Ted Cruz’s Emergency Rally Had Very Little Talk of Ted Cruz

Donald Trump wins again.

Eric Gay/AP

In making the case for a man he once disparaged as “worse than Hillary,” President Donald Trump on Monday painted a vote for Sen. Ted Cruz as a vote for his administration. He touted the Texas senator’s voting record as being crucial to some of his key successes, including the Republican tax bill and the Supreme Court nomination of Brett Kavanaugh.

“Nobody has helped me more, with your tax cuts, with your regulation, with all of the things that we’re doing,” Trump said referring to Cruz.

The president notably played down their once contentious relationship during the 2016 Republican presidential primary—which included Trump insulting Cruz’s wife and suggesting Cruz’s father was part of a conspiracy to assassinate JFKtelling supporters that he now considered the senator someone who has become a “really good friend.” (Don Jr. already explained that all he needed to make nice with Cruz was a few drinks in the Trump Hotel Lobby.)
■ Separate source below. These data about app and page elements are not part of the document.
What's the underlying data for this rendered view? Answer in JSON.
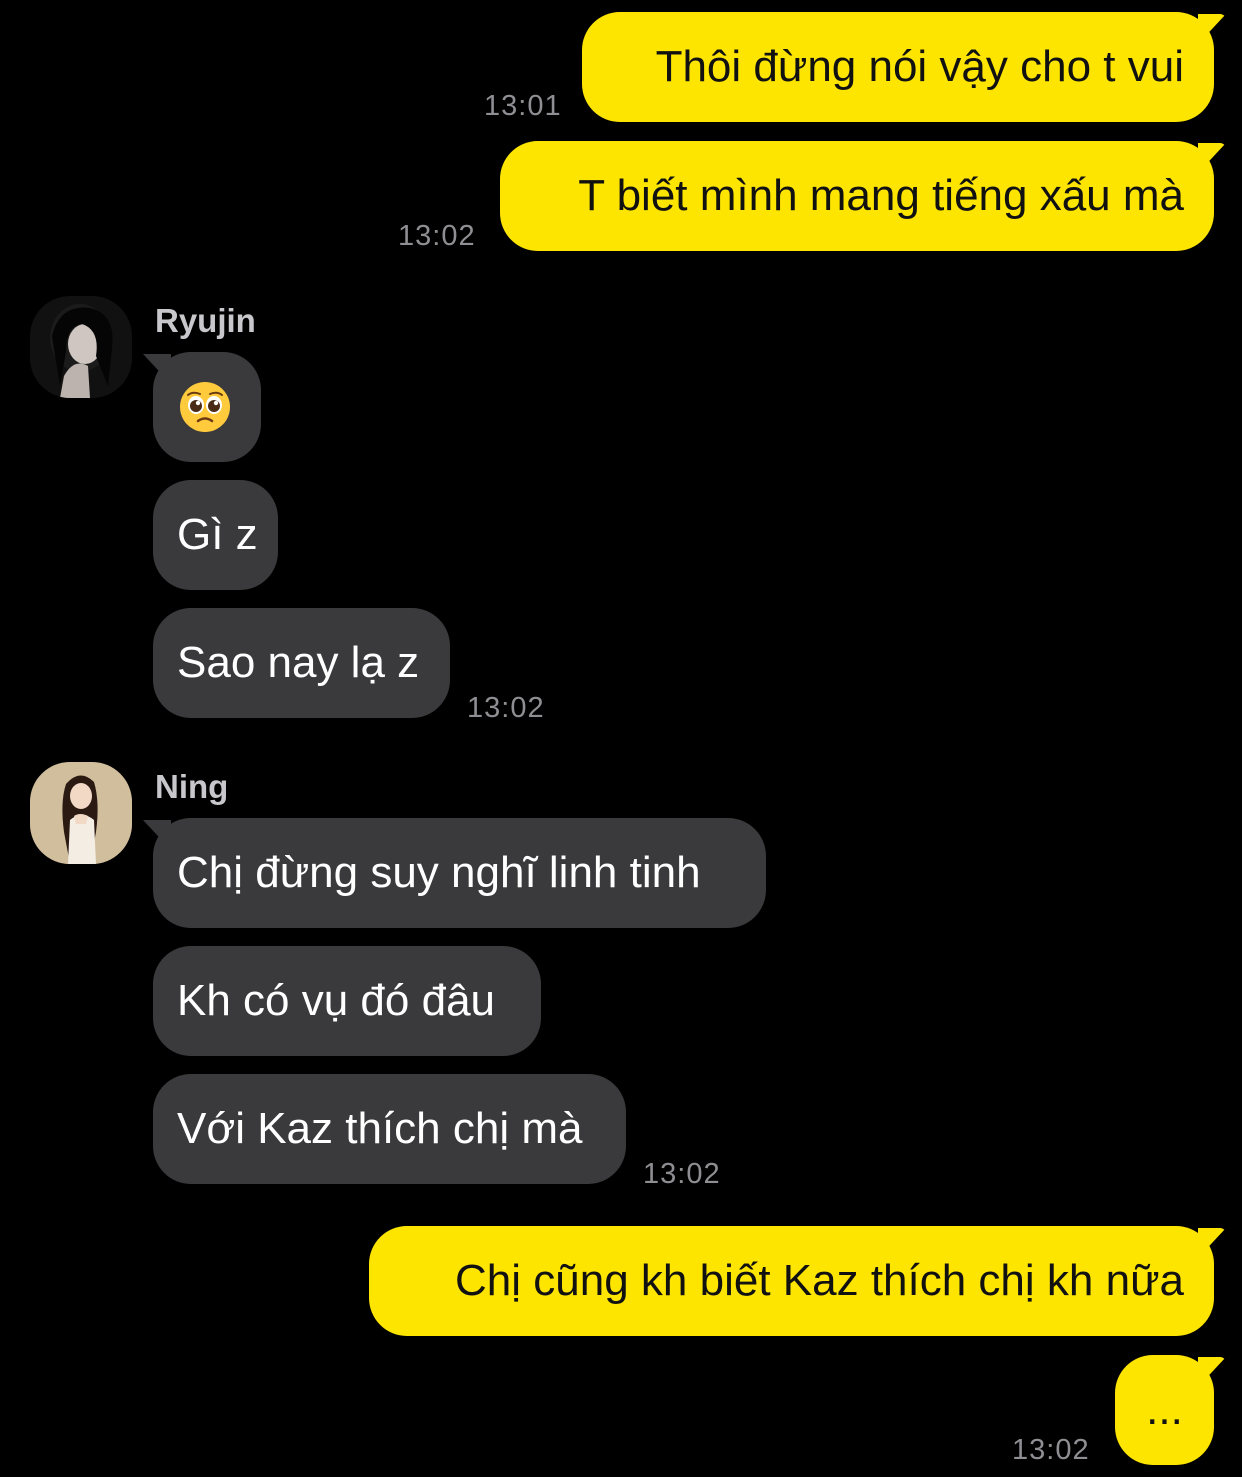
{
  "messages": {
    "m1": {
      "text": "Thôi đừng nói vậy cho t vui",
      "time": "13:01"
    },
    "m2": {
      "text": "T biết mình mang tiếng xấu mà",
      "time": "13:02"
    },
    "ryujin": {
      "name": "Ryujin",
      "avatar_icon": "ryujin-avatar",
      "msg1_emoji": "pleading-face-icon",
      "msg2": "Gì z",
      "msg3": "Sao nay lạ z",
      "time": "13:02"
    },
    "ning": {
      "name": "Ning",
      "avatar_icon": "ning-avatar",
      "msg1": "Chị đừng suy nghĩ linh tinh",
      "msg2": "Kh có vụ đó đâu",
      "msg3": "Với Kaz thích chị mà",
      "time": "13:02"
    },
    "m3": {
      "text": "Chị cũng kh biết Kaz thích chị kh nữa"
    },
    "m4": {
      "text": "...",
      "time": "13:02"
    }
  },
  "colors": {
    "outgoing_bubble": "#FDE500",
    "incoming_bubble": "#3a3a3c",
    "background": "#000000",
    "timestamp": "#8e8e93"
  }
}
Trump’s appearance in Houston, which came on the first day of early voting in the state, was meant to boost Cruz in his surprisingly tough re-election bid against his Democratic challenger, Rep. Beto O’Rourke. The rally on Monday featured some of the president’s most frequent talking points as of late, including the baseless claim that Democrats are funding so-called “caravans” of migrants to enter the country.

“Do you know how the caravan started, does everybody know what this means?” Trump said while making a hand motion that depicted cash being dispensed. “I think the Democrats had something to do with it, and now they’re saying ‘I think we’ve made a big mistake’ because people are seeing how bad it is, how pathetic it is, how bad our laws are.” 

Many of his claims about the composition and intention of the migrants traveling to the US have been repeatedly disproved.

Trump on Monday also continued to falsely claim that Republicans hoped to ensure health care coverage for those with preexisting conditions—a blatant falsehood that ignores the president’s various attempts to end rules protecting coverage for people with preexisting conditions. The remarks also come as dozens of Republicans are attempting to rewrite their own records of voting to kill the Affordable Care Act ahead of the midterm elections.

The president’s remarks, which lasted roughly 90 minutes, largely avoided direct talk of Cruz. He did, however, take a cue from the Texas senator by repeatedly mispronouncing O’Rourke’s name.